■ Input data ■
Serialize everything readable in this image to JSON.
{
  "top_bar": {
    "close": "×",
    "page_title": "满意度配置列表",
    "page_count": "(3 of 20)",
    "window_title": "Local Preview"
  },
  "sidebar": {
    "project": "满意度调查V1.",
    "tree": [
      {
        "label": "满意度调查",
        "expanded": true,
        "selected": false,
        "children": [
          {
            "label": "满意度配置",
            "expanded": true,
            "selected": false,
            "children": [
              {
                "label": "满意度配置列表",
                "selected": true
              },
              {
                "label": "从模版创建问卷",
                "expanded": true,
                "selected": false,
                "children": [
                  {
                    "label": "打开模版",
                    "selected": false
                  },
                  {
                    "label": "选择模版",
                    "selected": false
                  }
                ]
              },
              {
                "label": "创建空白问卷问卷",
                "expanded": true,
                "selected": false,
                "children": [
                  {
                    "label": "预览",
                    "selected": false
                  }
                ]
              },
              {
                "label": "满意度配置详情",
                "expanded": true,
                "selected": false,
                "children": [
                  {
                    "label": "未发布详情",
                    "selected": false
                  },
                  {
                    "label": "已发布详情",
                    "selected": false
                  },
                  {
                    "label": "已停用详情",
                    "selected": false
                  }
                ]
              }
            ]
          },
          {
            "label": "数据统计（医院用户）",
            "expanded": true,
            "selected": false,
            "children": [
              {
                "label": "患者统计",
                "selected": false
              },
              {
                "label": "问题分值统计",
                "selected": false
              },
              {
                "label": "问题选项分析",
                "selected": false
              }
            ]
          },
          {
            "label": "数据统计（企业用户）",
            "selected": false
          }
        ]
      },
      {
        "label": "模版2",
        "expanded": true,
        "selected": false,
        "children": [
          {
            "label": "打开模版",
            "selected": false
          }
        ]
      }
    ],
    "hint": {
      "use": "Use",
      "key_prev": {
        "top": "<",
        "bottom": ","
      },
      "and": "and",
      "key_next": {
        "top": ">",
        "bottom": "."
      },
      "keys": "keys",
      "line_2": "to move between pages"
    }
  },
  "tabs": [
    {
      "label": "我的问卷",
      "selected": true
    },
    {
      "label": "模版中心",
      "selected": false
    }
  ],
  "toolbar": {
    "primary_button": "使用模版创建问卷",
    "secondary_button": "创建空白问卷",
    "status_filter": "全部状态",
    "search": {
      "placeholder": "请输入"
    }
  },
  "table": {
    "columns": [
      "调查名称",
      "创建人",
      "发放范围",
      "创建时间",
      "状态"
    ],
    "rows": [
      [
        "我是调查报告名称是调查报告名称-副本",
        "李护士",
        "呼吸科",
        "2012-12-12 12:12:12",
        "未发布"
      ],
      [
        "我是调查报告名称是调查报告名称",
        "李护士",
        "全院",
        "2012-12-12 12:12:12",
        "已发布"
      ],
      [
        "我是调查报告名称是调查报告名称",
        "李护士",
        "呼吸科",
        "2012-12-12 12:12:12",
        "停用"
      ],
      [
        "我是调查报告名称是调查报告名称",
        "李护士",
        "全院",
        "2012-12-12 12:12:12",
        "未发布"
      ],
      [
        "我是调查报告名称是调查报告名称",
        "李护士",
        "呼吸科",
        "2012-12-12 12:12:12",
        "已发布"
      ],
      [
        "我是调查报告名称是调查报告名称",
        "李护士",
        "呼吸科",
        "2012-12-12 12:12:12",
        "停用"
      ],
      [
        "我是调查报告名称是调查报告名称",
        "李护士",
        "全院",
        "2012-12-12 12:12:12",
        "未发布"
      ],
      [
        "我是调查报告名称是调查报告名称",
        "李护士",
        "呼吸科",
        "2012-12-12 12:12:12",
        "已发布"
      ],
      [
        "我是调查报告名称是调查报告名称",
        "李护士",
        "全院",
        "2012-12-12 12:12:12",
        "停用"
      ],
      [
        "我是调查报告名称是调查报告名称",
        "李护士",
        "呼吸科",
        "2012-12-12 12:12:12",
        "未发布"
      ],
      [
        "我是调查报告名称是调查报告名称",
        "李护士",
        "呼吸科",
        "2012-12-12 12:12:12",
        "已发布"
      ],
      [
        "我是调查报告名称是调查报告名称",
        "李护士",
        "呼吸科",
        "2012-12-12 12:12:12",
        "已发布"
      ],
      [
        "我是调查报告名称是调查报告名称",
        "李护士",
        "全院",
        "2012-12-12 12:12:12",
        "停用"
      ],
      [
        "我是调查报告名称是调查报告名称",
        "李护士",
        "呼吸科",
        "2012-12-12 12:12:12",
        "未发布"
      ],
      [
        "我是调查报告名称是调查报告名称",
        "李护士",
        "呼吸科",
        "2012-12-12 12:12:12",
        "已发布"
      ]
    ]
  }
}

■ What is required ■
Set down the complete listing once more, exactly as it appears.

■ Answer ■
Serialize everything readable in this image to JSON.
{
  "top_bar": {
    "close": "×",
    "page_title": "满意度配置列表",
    "page_count": "(3 of 20)",
    "window_title": "Local Preview"
  },
  "sidebar": {
    "project": "满意度调查V1.",
    "tree": [
      {
        "label": "满意度调查",
        "expanded": true,
        "selected": false,
        "children": [
          {
            "label": "满意度配置",
            "expanded": true,
            "selected": false,
            "children": [
              {
                "label": "满意度配置列表",
                "selected": true
              },
              {
                "label": "从模版创建问卷",
                "expanded": true,
                "selected": false,
                "children": [
                  {
                    "label": "打开模版",
                    "selected": false
                  },
                  {
                    "label": "选择模版",
                    "selected": false
                  }
                ]
              },
              {
                "label": "创建空白问卷问卷",
                "expanded": true,
                "selected": false,
                "children": [
                  {
                    "label": "预览",
                    "selected": false
                  }
                ]
              },
              {
                "label": "满意度配置详情",
                "expanded": true,
                "selected": false,
                "children": [
                  {
                    "label": "未发布详情",
                    "selected": false
                  },
                  {
                    "label": "已发布详情",
                    "selected": false
                  },
                  {
                    "label": "已停用详情",
                    "selected": false
                  }
                ]
              }
            ]
          },
          {
            "label": "数据统计（医院用户）",
            "expanded": true,
            "selected": false,
            "children": [
              {
                "label": "患者统计",
                "selected": false
              },
              {
                "label": "问题分值统计",
                "selected": false
              },
              {
                "label": "问题选项分析",
                "selected": false
              }
            ]
          },
          {
            "label": "数据统计（企业用户）",
            "selected": false
          }
        ]
      },
      {
        "label": "模版2",
        "expanded": true,
        "selected": false,
        "children": [
          {
            "label": "打开模版",
            "selected": false
          }
        ]
      }
    ],
    "hint": {
      "use": "Use",
      "key_prev": {
        "top": "<",
        "bottom": ","
      },
      "and": "and",
      "key_next": {
        "top": ">",
        "bottom": "."
      },
      "keys": "keys",
      "line_2": "to move between pages"
    }
  },
  "tabs": [
    {
      "label": "我的问卷",
      "selected": true
    },
    {
      "label": "模版中心",
      "selected": false
    }
  ],
  "toolbar": {
    "primary_button": "使用模版创建问卷",
    "secondary_button": "创建空白问卷",
    "status_filter": "全部状态",
    "search": {
      "placeholder": "请输入"
    }
  },
  "table": {
    "columns": [
      "调查名称",
      "创建人",
      "发放范围",
      "创建时间",
      "状态"
    ],
    "rows": [
      [
        "我是调查报告名称是调查报告名称-副本",
        "李护士",
        "呼吸科",
        "2012-12-12 12:12:12",
        "未发布"
      ],
      [
        "我是调查报告名称是调查报告名称",
        "李护士",
        "全院",
        "2012-12-12 12:12:12",
        "已发布"
      ],
      [
        "我是调查报告名称是调查报告名称",
        "李护士",
        "呼吸科",
        "2012-12-12 12:12:12",
        "停用"
      ],
      [
        "我是调查报告名称是调查报告名称",
        "李护士",
        "全院",
        "2012-12-12 12:12:12",
        "未发布"
      ],
      [
        "我是调查报告名称是调查报告名称",
        "李护士",
        "呼吸科",
        "2012-12-12 12:12:12",
        "已发布"
      ],
      [
        "我是调查报告名称是调查报告名称",
        "李护士",
        "呼吸科",
        "2012-12-12 12:12:12",
        "停用"
      ],
      [
        "我是调查报告名称是调查报告名称",
        "李护士",
        "全院",
        "2012-12-12 12:12:12",
        "未发布"
      ],
      [
        "我是调查报告名称是调查报告名称",
        "李护士",
        "呼吸科",
        "2012-12-12 12:12:12",
        "已发布"
      ],
      [
        "我是调查报告名称是调查报告名称",
        "李护士",
        "全院",
        "2012-12-12 12:12:12",
        "停用"
      ],
      [
        "我是调查报告名称是调查报告名称",
        "李护士",
        "呼吸科",
        "2012-12-12 12:12:12",
        "未发布"
      ],
      [
        "我是调查报告名称是调查报告名称",
        "李护士",
        "呼吸科",
        "2012-12-12 12:12:12",
        "已发布"
      ],
      [
        "我是调查报告名称是调查报告名称",
        "李护士",
        "呼吸科",
        "2012-12-12 12:12:12",
        "已发布"
      ],
      [
        "我是调查报告名称是调查报告名称",
        "李护士",
        "全院",
        "2012-12-12 12:12:12",
        "停用"
      ],
      [
        "我是调查报告名称是调查报告名称",
        "李护士",
        "呼吸科",
        "2012-12-12 12:12:12",
        "未发布"
      ],
      [
        "我是调查报告名称是调查报告名称",
        "李护士",
        "呼吸科",
        "2012-12-12 12:12:12",
        "已发布"
      ]
    ]
  }
}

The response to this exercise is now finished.